Veliko Tarnovo is the old capital of Bulgaria. This former most important city in the country, is located in northern Dobrudja and is one of the most important historical settlements in Bulgaria and as such Tarnovo has much to offer its visitors and guests.
The undisputed symbol of Veliko Tarnovo is the fortress Tsarevets, which was the main Bulgarian fortress during the Second Bulgarian Kingdom, 1185-1393 year. Tsarevets is included in the list of the 100 national tourist sites of the Bulgarian Tourist Union.
Tsarevets is solidly fortified with walls, which dominates the background of Veliko Tarnovo - the eponymous hill. The two outer suburbs are formed along the Yantra River, which flows at the foot of the western and southeastern slopes of Tsarevets. In those medieval times between the 12th and 14th century Tsarevets stood shoulder to shoulder in glory and power to Rome, it was even called – the second Constantinople city and was one of the largest fortified cities in Southeast Europe.
The first settlement of this historic hill appeared in the Late Chalcolithic period around 4200 BC. It continues its development in the Bronze Age and during the Iron Age. When the lands were inhabited by the Thracians, the town was noted for its significant progress.
Around the 5th-7th century the site today of Tsarevets was the largest city of the Byzantine Empire and was the province of Lower Moesia.

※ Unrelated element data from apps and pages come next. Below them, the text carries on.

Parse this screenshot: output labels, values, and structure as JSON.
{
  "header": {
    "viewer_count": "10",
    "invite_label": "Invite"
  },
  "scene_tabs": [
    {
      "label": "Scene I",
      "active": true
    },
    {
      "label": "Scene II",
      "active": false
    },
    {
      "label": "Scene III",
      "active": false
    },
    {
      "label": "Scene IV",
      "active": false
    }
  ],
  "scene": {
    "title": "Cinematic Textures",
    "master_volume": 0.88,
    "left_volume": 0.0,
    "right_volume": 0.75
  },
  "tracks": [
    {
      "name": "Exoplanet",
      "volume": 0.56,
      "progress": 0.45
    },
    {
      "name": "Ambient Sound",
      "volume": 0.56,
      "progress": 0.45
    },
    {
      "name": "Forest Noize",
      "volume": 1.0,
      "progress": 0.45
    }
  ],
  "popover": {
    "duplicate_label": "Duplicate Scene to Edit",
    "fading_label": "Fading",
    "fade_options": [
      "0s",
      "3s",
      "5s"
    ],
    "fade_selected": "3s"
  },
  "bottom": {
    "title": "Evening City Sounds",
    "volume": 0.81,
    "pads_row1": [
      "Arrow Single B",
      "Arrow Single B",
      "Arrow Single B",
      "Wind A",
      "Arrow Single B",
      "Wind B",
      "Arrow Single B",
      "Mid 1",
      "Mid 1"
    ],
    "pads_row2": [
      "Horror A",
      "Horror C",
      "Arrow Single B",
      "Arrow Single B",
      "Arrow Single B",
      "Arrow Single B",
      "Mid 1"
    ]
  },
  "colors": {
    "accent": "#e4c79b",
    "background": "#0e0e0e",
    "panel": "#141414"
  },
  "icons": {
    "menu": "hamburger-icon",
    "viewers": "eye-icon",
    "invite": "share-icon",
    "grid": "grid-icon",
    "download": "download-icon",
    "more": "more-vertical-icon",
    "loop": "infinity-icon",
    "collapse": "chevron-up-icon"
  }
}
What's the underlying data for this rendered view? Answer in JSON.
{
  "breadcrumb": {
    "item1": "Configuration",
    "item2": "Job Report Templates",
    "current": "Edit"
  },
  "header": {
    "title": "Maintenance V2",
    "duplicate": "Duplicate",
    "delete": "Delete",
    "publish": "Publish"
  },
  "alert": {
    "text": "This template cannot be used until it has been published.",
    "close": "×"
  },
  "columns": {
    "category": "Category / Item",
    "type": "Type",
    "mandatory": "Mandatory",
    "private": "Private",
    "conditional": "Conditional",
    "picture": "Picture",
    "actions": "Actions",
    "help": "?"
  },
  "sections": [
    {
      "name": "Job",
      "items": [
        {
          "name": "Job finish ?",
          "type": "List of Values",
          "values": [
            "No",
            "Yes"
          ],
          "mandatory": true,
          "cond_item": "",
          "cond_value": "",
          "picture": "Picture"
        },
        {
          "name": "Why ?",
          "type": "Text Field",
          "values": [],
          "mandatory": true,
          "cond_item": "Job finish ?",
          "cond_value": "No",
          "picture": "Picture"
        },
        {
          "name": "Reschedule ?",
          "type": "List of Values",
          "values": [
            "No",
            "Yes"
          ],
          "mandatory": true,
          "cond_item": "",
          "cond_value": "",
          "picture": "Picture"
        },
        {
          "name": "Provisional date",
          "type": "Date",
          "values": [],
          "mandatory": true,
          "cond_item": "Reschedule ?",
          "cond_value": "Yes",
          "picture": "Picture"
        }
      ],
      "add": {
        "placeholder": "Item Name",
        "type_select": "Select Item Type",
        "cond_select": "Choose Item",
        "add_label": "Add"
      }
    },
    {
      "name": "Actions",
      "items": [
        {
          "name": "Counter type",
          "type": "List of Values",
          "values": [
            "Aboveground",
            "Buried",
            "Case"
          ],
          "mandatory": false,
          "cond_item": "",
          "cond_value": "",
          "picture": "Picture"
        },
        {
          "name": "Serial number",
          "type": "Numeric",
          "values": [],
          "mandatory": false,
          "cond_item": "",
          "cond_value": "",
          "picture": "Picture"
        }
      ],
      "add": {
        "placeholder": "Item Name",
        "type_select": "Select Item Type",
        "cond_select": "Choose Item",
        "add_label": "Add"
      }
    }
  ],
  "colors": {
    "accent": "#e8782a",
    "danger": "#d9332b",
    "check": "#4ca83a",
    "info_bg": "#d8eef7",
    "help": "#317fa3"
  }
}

Shortly thereafter, at the early Byzantine fortress arises an old Bulgarian village, which developed and expanded during the First Bulgarian Empire, especially in the era of the Byzantine rule.
In 1186 Tarnovo became the capital of Bulgaria, and Tsarevets had built the Royal Palace and Patriarch, which were the two principal institutions of the time. The fortress wall was about 2 km long and advocated Tsarevets and the hazardous hill. In places the wall thickness reached 2.60 meters.
Tsarevets had three entrances, the chief lies to the west and the three consecutive gates were defended by towers. The wooden drawbridge, managed to continue until 1864 and was restored without the gate tower in 1932-1934, the second gate is located 18 meters after the first. The third gate had existed in its authentic form until 1889 and was restored in 1971.
One of the interesting places in the castle Tsarevets is Baldwin Tower, which is related to the legend that the Latin Emperor Baldwin of Flanders was found dead there. He was captured by the Bulgarian King Kaloyan after the battle of Adrianople in 1205 at the end of the 13th century and it was then that this tower had built one of the urban monasteries. In the Middle Ages Tsarevets also constituted a dense network of residential and farm buildings.
The archaeological research displayed to the world data more than 370 residential and farm buildings, 22 churches, 4 of which were early Byzantine and there were also remains of 4 monastery complexes. The housing developed neighborhoods all had their own parish church. Also, between all the parts of Tsarevets was built a very good street network.
In the middle of Tsarevets is a Church of Holy Ascension. There today, the relics of St. Michael - Soldier of Potuka have been saved. This temple is a cruciform, and from its southern side stands a high tower that serves as a bell, which had generally been rare in the church architecture in the Balkans.
In the medieval times the church was decorated inside and out with mosaics and murals. The church along with the palace of Tsarevets was destroyed in the capture of the fortress in the summer of 1393 by the armies of Sultan Bayazid I.
Restoration of the castle Tsarevets began in 1930 and was completed in 1981 in honor of 1300 years of the Bulgarian state. According to official statistics, Tsarevets is the most visited monument in Bulgaria. Tsarevets sees about 200, 000 people a year and offers its many guests the unforgettable light and sound show.